Increasing our focus on gender equity. Intersecting all these initiatives is DFC’s longstanding commitment to advance gender equity. As DFC works toward mobilizing $12 billion to gender equitable financing that will benefit 15 million women and girls by 2025, we understand that our work to expand access to vaccines, invest in food security, and address the climate crisis will all bring strong benefits to women and girls while delivering tangible progress on SDG 5 — Gender Equality.

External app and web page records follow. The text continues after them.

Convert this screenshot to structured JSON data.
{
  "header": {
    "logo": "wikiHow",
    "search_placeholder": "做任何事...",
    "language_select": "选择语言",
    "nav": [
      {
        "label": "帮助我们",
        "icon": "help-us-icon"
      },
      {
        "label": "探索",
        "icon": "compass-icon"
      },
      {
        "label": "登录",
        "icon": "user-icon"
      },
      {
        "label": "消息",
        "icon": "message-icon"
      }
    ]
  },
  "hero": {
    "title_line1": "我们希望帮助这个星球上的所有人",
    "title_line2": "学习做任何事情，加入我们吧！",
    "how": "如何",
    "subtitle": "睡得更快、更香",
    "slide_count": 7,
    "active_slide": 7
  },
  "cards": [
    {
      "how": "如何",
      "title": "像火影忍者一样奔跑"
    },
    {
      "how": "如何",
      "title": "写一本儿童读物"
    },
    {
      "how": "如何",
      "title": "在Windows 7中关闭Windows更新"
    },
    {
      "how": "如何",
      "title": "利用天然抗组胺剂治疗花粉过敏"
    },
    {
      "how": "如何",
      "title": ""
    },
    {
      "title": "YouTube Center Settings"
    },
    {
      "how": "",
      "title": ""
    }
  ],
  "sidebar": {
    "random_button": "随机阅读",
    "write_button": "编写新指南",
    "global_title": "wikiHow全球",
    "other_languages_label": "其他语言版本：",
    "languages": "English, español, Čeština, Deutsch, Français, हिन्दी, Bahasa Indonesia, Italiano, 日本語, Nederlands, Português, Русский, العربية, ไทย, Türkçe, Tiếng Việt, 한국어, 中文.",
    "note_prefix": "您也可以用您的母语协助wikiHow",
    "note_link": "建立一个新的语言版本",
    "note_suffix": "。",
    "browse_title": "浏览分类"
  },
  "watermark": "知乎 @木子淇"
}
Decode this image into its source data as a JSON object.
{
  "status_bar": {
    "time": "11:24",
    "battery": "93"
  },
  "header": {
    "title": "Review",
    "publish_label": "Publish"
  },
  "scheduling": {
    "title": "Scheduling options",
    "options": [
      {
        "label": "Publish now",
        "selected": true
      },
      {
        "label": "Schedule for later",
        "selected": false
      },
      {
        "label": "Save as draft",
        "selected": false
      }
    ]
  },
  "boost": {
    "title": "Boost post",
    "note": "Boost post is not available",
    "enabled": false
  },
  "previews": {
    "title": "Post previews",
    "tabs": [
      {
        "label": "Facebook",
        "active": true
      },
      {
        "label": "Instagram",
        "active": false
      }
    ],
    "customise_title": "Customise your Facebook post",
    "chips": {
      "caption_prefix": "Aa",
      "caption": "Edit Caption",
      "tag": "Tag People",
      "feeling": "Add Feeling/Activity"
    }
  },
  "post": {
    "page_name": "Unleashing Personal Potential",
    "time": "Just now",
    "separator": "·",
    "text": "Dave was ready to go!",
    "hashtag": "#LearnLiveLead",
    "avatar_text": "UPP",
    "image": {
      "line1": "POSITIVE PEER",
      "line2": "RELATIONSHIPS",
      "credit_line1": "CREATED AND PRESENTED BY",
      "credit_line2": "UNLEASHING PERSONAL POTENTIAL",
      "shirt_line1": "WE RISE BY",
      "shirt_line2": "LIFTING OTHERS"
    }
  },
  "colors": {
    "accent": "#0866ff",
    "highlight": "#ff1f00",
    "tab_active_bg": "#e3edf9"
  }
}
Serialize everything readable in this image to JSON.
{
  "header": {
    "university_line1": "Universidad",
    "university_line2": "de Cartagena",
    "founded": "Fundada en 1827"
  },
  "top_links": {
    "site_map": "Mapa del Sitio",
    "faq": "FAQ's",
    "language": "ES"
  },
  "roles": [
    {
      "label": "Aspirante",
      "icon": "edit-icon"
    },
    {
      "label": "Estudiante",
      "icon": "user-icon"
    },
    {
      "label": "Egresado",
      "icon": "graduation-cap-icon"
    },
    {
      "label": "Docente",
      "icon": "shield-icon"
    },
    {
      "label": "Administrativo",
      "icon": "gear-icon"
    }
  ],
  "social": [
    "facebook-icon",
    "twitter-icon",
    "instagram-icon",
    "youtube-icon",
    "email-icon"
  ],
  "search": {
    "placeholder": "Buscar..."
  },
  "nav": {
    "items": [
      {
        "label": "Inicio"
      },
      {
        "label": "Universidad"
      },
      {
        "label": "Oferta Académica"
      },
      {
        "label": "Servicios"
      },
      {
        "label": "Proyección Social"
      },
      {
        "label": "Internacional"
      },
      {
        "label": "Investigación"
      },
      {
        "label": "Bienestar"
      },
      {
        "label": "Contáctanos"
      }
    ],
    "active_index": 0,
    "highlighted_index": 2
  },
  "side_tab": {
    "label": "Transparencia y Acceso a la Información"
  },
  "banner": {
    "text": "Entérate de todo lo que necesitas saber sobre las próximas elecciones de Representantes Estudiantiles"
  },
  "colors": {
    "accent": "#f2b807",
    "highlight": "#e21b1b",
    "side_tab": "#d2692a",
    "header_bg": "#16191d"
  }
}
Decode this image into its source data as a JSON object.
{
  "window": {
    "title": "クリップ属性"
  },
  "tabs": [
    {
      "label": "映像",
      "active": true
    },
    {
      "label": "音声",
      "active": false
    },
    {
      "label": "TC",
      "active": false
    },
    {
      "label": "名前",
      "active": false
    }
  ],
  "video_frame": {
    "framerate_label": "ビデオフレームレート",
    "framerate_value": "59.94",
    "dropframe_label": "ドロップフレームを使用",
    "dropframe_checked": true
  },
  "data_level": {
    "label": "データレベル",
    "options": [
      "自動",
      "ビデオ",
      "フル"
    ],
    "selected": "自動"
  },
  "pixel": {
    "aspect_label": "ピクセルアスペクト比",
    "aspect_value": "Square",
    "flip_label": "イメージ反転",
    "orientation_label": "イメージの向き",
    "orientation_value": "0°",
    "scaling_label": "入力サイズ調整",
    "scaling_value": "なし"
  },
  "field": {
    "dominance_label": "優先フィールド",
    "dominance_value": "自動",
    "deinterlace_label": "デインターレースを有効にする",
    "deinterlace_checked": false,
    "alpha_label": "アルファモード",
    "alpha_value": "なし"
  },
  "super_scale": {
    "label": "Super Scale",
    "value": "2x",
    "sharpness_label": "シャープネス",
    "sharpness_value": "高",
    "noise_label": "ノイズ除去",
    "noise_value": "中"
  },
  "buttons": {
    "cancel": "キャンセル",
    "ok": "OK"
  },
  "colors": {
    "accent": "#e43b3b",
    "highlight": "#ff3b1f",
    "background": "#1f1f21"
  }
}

By outlining so many seemingly insurmountable obstacles and offering a blueprint forward, the Sustainable Development Goals are both sobering and hopeful. They challenge us to envision a world free of our most intractable problems and suggest that by collaborating on solutions, the international community can make this vision a reality. With strong impact measurement tools in place, we can also demonstrate the real progress we are making toward achieving these goals. As this year’s United Nations General Assembly reminds us all of our shared responsibility, DFC is prepared to play a pivotal role in advancing inclusive and sustainable prosperity across the planet.